If it seems strange that a single-issue PAC would spend millions of dollars on political advertisements in Democratic primary contests only to not mention the single issue the PAC is dedicated to, you should consider just how much opinion on Israel has shifted, among Democrats in particular.

Public opinion polls have been capturing these major shifts for years now. According to Gallup, “Democrats’ views are now at a tipping point, with their sympathy for the Palestinians roughly matching their sympathy for Israel, while liberal Democrats have fully crossed the threshold and now sympathize more with the Palestinians.” Importantly, the shift among Democrats is not only noticeable when it comes to sympathies but also policy. In 2013, for example, the percentage of Democrats who thought the United States should put more pressure on Israel or put more pressure on Palestinians was even. In the years since, a significant 20-point gap has emerged. Now 50 percent of Democrats think the US must pressure Israel more while only 30 percent think more pressure should be put on Palestinians. More recent polling shows that when asked if they support boycott, divestment, and sanctions aimed at Israel, three times as many Democrats support it as oppose it.

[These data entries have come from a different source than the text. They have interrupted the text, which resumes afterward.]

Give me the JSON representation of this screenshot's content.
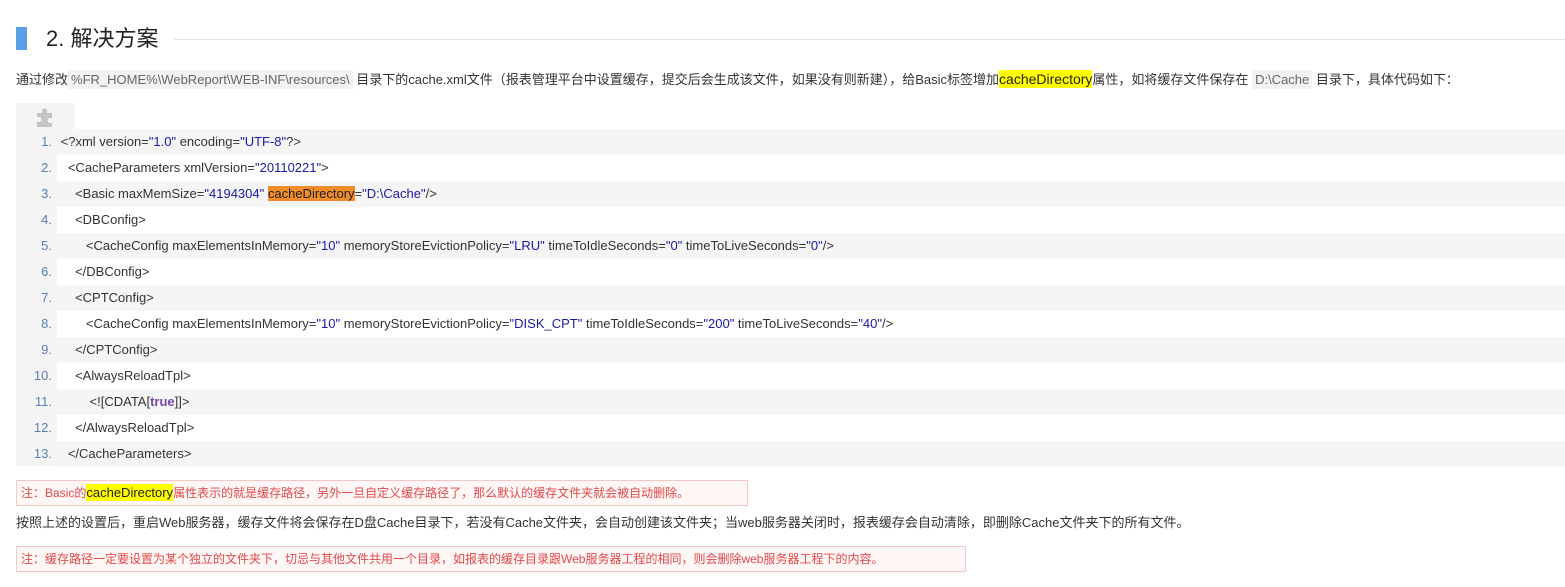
{
  "heading": {
    "title": "2. 解决方案"
  },
  "intro": {
    "t1": "通过修改",
    "path1": "%FR_HOME%\\WebReport\\WEB-INF\\resources\\",
    "t2": " 目录下的cache.xml文件（报表管理平台中设置缓存，提交后会生成该文件，如果没有则新建），给Basic标签增加",
    "hl": "cacheDirectory",
    "t3": "属性，如将缓存文件保存在",
    "path2": "D:\\Cache",
    "t4": " 目录下，具体代码如下："
  },
  "code": {
    "icon": "plugin-icon",
    "lines": [
      {
        "n": "1.",
        "indent": "",
        "parts": [
          [
            "t",
            "<?xml version="
          ],
          [
            "s",
            "\"1.0\""
          ],
          [
            "t",
            " encoding="
          ],
          [
            "s",
            "\"UTF-8\""
          ],
          [
            "t",
            "?>"
          ]
        ]
      },
      {
        "n": "2.",
        "indent": "  ",
        "parts": [
          [
            "t",
            "<CacheParameters xmlVersion="
          ],
          [
            "s",
            "\"20110221\""
          ],
          [
            "t",
            ">"
          ]
        ]
      },
      {
        "n": "3.",
        "indent": "    ",
        "parts": [
          [
            "t",
            "<Basic maxMemSize="
          ],
          [
            "s",
            "\"4194304\""
          ],
          [
            "t",
            " "
          ],
          [
            "h",
            "cacheDirectory"
          ],
          [
            "t",
            "="
          ],
          [
            "s",
            "\"D:\\Cache\""
          ],
          [
            "t",
            "/>"
          ]
        ]
      },
      {
        "n": "4.",
        "indent": "    ",
        "parts": [
          [
            "t",
            "<DBConfig>"
          ]
        ]
      },
      {
        "n": "5.",
        "indent": "       ",
        "parts": [
          [
            "t",
            "<CacheConfig maxElementsInMemory="
          ],
          [
            "s",
            "\"10\""
          ],
          [
            "t",
            " memoryStoreEvictionPolicy="
          ],
          [
            "s",
            "\"LRU\""
          ],
          [
            "t",
            " timeToIdleSeconds="
          ],
          [
            "s",
            "\"0\""
          ],
          [
            "t",
            " timeToLiveSeconds="
          ],
          [
            "s",
            "\"0\""
          ],
          [
            "t",
            "/>"
          ]
        ]
      },
      {
        "n": "6.",
        "indent": "    ",
        "parts": [
          [
            "t",
            "</DBConfig>"
          ]
        ]
      },
      {
        "n": "7.",
        "indent": "    ",
        "parts": [
          [
            "t",
            "<CPTConfig>"
          ]
        ]
      },
      {
        "n": "8.",
        "indent": "       ",
        "parts": [
          [
            "t",
            "<CacheConfig maxElementsInMemory="
          ],
          [
            "s",
            "\"10\""
          ],
          [
            "t",
            " memoryStoreEvictionPolicy="
          ],
          [
            "s",
            "\"DISK_CPT\""
          ],
          [
            "t",
            " timeToIdleSeconds="
          ],
          [
            "s",
            "\"200\""
          ],
          [
            "t",
            " timeToLiveSeconds="
          ],
          [
            "s",
            "\"40\""
          ],
          [
            "t",
            "/>"
          ]
        ]
      },
      {
        "n": "9.",
        "indent": "    ",
        "parts": [
          [
            "t",
            "</CPTConfig>"
          ]
        ]
      },
      {
        "n": "10.",
        "indent": "    ",
        "parts": [
          [
            "t",
            "<AlwaysReloadTpl>"
          ]
        ]
      },
      {
        "n": "11.",
        "indent": "        ",
        "parts": [
          [
            "t",
            "<![CDATA["
          ],
          [
            "k",
            "true"
          ],
          [
            "t",
            "]]>"
          ]
        ]
      },
      {
        "n": "12.",
        "indent": "    ",
        "parts": [
          [
            "t",
            "</AlwaysReloadTpl>"
          ]
        ]
      },
      {
        "n": "13.",
        "indent": "  ",
        "parts": [
          [
            "t",
            "</CacheParameters>"
          ]
        ]
      }
    ]
  },
  "note1": {
    "t1": "注：Basic的",
    "hl": "cacheDirectory",
    "t2": "属性表示的就是缓存路径，另外一旦自定义缓存路径了，那么默认的缓存文件夹就会被自动删除。"
  },
  "para2": {
    "text": "按照上述的设置后，重启Web服务器，缓存文件将会保存在D盘Cache目录下，若没有Cache文件夹，会自动创建该文件夹；当web服务器关闭时，报表缓存会自动清除，即删除Cache文件夹下的所有文件。"
  },
  "note2": {
    "text": "注：缓存路径一定要设置为某个独立的文件夹下，切忌与其他文件共用一个目录，如报表的缓存目录跟Web服务器工程的相同，则会删除web服务器工程下的内容。"
  },
  "colors": {
    "heading_bar": "#5aa0e6",
    "highlight": "#ffff00",
    "code_highlight": "#f28c28",
    "string": "#1a1aa6",
    "note_text": "#e04a4a"
  }
}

Over the years these trends in public opinion have begun to translate into an opening of political space in Congress for dissenting opinions on blank-check US support for Israel. Last May, for example, as Israel was once again bombarding the besieged Gaza Strip, several progressive Democrats spoke up on the House floor to criticize its human rights abuses—a spectacle that would have been almost unimaginable just five years earlier.

AIPAC is clearly hoping to nip this growing congressional dissent in the bud with a multimillion-dollar power move—spending nearly $25 million so far in the 2022 cycle alone—precisely so continued debate over US support for Israel will cease. But if AIPAC and pro-Israel advocacy groups more broadly could defend what Israel is doing to Palestinians—which a long list of respected human rights groups and international organizations have concluded amounts to the crime of apartheid—they should welcome the debate instead of seek to shut it down. Instead, these heavy interventions in the Democratic primaries reflect the broader, if unspoken, strategy of pro-Israel advocates today: to prevent the debate from happening because they can’t win it.

We see this not only with deceptive ad campaigns aimed at unseating even mild critics of Israel’s inhumane treatment of Palestinians but also with long-standing campaigns to pass repressive legislation aimed at making nonviolent dissent like boycotts of Israel off-limits, or instituting broad definitions of anti-Semitism that include criticism of Israel.

AIPAC is laughably claiming that the millions it is spending on ads that don’t mention Israel to elect its preferred candidates means that being pro-Israel is “good politics” for Democrats. That could be true if “good politics” means Democrats’ ignoring the actual views of their base to secure money from Republican donors. But polling consistently demonstrates that Democratic voters are in a very different place from where AIPAC wants to pretend they are. Given this colossal change in public opinion, AIPAC’s spending spree is the equivalent of responding by sticking its fingers in its ears and screaming, “LA LA LA LA LA, I CAN’T HEAR YOU!”

AIPAC and others might continue to throw millions of dollars behind an effort to make sure criticism of Israel stays out of Congress, but the shifts that are taking place are on a tectonic scale, and will continue to grow precisely because, as AIPAC’s ads inadvertently make clear, apartheid is impossible to defend.

Yousef Munayyer is a Palestinian American scholar and nonresident fellow at the Arab Center in Washington, D.C.